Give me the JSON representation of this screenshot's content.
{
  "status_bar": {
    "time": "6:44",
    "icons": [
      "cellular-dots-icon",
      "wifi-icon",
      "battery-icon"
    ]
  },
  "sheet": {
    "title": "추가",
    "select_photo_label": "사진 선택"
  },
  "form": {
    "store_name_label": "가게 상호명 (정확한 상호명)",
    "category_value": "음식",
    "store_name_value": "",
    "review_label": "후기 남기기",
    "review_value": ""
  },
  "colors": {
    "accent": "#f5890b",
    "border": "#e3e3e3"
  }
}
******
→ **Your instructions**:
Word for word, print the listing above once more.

→ **Problem solution**:
Give me the JSON representation of this screenshot's content.
{
  "status_bar": {
    "time": "6:44",
    "icons": [
      "cellular-dots-icon",
      "wifi-icon",
      "battery-icon"
    ]
  },
  "sheet": {
    "title": "추가",
    "select_photo_label": "사진 선택"
  },
  "form": {
    "store_name_label": "가게 상호명 (정확한 상호명)",
    "category_value": "음식",
    "store_name_value": "",
    "review_label": "후기 남기기",
    "review_value": ""
  },
  "colors": {
    "accent": "#f5890b",
    "border": "#e3e3e3"
  }
}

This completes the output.